By comparison, Touch ID can store up to five fingerprints, and each of those fingerprints can belong to a different person. This allows a married couple, for example, to be able to securely authenticate a single iPhone.
In an email to a customer, however, Federighi admitted that Touch ID's multi-finger support has always been intended for a single iPhone owner to authenticate with a finger or thumb on both the left and right hand if desired.
Federighi added that Face ID could eventually authenticate multiple faces as the system evolves in the future, but his email makes it clear that Apple doesn't have any immediate plans to implement said functionality.
MacRumors since publishing this article has received full headers that verify this email, originally shared on Reddit. We can confirm the email originates from Apple's servers at its headquarters in Cupertino, California.
Apple says Face ID has a one in 1,000,000 chance of a false match, compared to one in 50,000 for Touch ID, although the probability is higher among identical twins, siblings who look alike, and children.
Vietnamese security firm Bkav has also been able to spoof Face ID twice with 3D printed masks, but the steps involved are quite complex and this isn't something the average user should be very concerned about.
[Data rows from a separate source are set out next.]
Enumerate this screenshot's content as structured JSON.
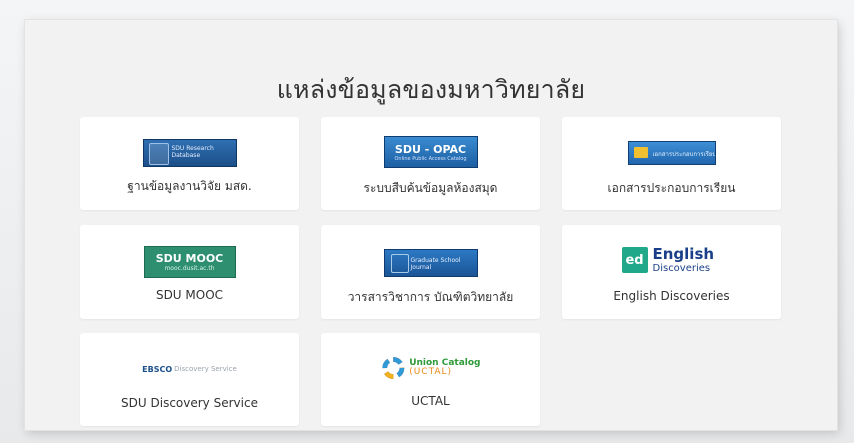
{
  "section": {
    "title": "แหล่งข้อมูลของมหาวิทยาลัย"
  },
  "cards": [
    {
      "label": "ฐานข้อมูลงานวิจัย มสด.",
      "logo": {
        "kind": "research",
        "icon": "research-database-logo"
      }
    },
    {
      "label": "ระบบสืบค้นข้อมูลห้องสมุด",
      "logo": {
        "kind": "opac",
        "icon": "library-catalog-logo",
        "line1": "SDU - OPAC",
        "line2": "Online Public Access Catalog"
      }
    },
    {
      "label": "เอกสารประกอบการเรียน",
      "logo": {
        "kind": "doc",
        "icon": "course-material-logo",
        "text": "เอกสารประกอบการเรียน"
      }
    },
    {
      "label": "SDU MOOC",
      "logo": {
        "kind": "mooc",
        "icon": "sdu-mooc-logo",
        "line1": "SDU MOOC",
        "line2": "mooc.dusit.ac.th"
      }
    },
    {
      "label": "วารสารวิชาการ บัณฑิตวิทยาลัย",
      "logo": {
        "kind": "journal",
        "icon": "journal-logo"
      }
    },
    {
      "label": "English Discoveries",
      "logo": {
        "kind": "eng",
        "icon": "english-discoveries-logo",
        "badge": "ed",
        "line1": "English",
        "line2": "Discoveries"
      }
    },
    {
      "label": "SDU Discovery Service",
      "logo": {
        "kind": "ebsco",
        "icon": "ebsco-logo",
        "brand": "EBSCO",
        "rest": "Discovery Service"
      }
    },
    {
      "label": "UCTAL",
      "logo": {
        "kind": "uctal",
        "icon": "union-catalog-logo",
        "line1": "Union Catalog",
        "line2": "(UCTAL)"
      }
    }
  ],
  "colors": {
    "panel": "#f2f2f2",
    "card": "#ffffff",
    "text": "#333333"
  }
}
In practical, real-world usage, Face ID has proved to be very secure and reliable. But, at least for now, it appears that iPhone X owners won't be able to extend this convenience to their trusted family members or friends.